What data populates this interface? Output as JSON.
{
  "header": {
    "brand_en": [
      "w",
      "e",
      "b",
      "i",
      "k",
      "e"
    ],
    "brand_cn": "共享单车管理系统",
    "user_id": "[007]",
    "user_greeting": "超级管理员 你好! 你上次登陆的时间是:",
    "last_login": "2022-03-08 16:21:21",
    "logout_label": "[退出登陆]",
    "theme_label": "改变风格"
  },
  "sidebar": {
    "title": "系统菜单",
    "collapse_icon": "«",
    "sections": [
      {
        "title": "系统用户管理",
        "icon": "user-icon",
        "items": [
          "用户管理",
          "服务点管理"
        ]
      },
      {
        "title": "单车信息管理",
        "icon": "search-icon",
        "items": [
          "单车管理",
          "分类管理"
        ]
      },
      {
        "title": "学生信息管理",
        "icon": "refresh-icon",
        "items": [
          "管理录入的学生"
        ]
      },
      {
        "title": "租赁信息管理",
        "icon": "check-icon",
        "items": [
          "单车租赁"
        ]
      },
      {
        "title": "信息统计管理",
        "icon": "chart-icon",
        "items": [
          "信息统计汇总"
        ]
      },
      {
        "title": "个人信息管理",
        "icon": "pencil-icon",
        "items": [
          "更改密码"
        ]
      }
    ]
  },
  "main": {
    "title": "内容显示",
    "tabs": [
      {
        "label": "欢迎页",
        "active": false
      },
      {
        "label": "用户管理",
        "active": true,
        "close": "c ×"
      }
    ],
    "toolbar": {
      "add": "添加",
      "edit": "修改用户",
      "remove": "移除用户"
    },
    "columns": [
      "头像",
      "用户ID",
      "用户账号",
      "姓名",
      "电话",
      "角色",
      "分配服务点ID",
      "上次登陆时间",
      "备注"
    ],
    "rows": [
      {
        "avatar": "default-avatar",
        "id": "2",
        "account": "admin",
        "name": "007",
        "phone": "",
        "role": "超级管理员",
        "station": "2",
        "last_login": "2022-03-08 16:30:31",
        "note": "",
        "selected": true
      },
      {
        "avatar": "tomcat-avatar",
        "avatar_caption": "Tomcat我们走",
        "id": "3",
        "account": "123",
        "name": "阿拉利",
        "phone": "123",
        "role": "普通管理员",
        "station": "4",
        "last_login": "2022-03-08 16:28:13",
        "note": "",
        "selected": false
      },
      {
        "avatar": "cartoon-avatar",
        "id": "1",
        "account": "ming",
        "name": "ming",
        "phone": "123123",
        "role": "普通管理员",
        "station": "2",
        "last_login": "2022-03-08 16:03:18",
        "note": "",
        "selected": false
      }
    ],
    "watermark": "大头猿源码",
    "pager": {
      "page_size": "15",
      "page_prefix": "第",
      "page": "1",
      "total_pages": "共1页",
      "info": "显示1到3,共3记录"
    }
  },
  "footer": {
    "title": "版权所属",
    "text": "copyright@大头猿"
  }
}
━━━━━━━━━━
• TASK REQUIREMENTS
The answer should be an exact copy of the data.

• RESPONSE TO THIS TASK
What data populates this interface? Output as JSON.
{
  "header": {
    "brand_en": [
      "w",
      "e",
      "b",
      "i",
      "k",
      "e"
    ],
    "brand_cn": "共享单车管理系统",
    "user_id": "[007]",
    "user_greeting": "超级管理员 你好! 你上次登陆的时间是:",
    "last_login": "2022-03-08 16:21:21",
    "logout_label": "[退出登陆]",
    "theme_label": "改变风格"
  },
  "sidebar": {
    "title": "系统菜单",
    "collapse_icon": "«",
    "sections": [
      {
        "title": "系统用户管理",
        "icon": "user-icon",
        "items": [
          "用户管理",
          "服务点管理"
        ]
      },
      {
        "title": "单车信息管理",
        "icon": "search-icon",
        "items": [
          "单车管理",
          "分类管理"
        ]
      },
      {
        "title": "学生信息管理",
        "icon": "refresh-icon",
        "items": [
          "管理录入的学生"
        ]
      },
      {
        "title": "租赁信息管理",
        "icon": "check-icon",
        "items": [
          "单车租赁"
        ]
      },
      {
        "title": "信息统计管理",
        "icon": "chart-icon",
        "items": [
          "信息统计汇总"
        ]
      },
      {
        "title": "个人信息管理",
        "icon": "pencil-icon",
        "items": [
          "更改密码"
        ]
      }
    ]
  },
  "main": {
    "title": "内容显示",
    "tabs": [
      {
        "label": "欢迎页",
        "active": false
      },
      {
        "label": "用户管理",
        "active": true,
        "close": "c ×"
      }
    ],
    "toolbar": {
      "add": "添加",
      "edit": "修改用户",
      "remove": "移除用户"
    },
    "columns": [
      "头像",
      "用户ID",
      "用户账号",
      "姓名",
      "电话",
      "角色",
      "分配服务点ID",
      "上次登陆时间",
      "备注"
    ],
    "rows": [
      {
        "avatar": "default-avatar",
        "id": "2",
        "account": "admin",
        "name": "007",
        "phone": "",
        "role": "超级管理员",
        "station": "2",
        "last_login": "2022-03-08 16:30:31",
        "note": "",
        "selected": true
      },
      {
        "avatar": "tomcat-avatar",
        "avatar_caption": "Tomcat我们走",
        "id": "3",
        "account": "123",
        "name": "阿拉利",
        "phone": "123",
        "role": "普通管理员",
        "station": "4",
        "last_login": "2022-03-08 16:28:13",
        "note": "",
        "selected": false
      },
      {
        "avatar": "cartoon-avatar",
        "id": "1",
        "account": "ming",
        "name": "ming",
        "phone": "123123",
        "role": "普通管理员",
        "station": "2",
        "last_login": "2022-03-08 16:03:18",
        "note": "",
        "selected": false
      }
    ],
    "watermark": "大头猿源码",
    "pager": {
      "page_size": "15",
      "page_prefix": "第",
      "page": "1",
      "total_pages": "共1页",
      "info": "显示1到3,共3记录"
    }
  },
  "footer": {
    "title": "版权所属",
    "text": "copyright@大头猿"
  }
}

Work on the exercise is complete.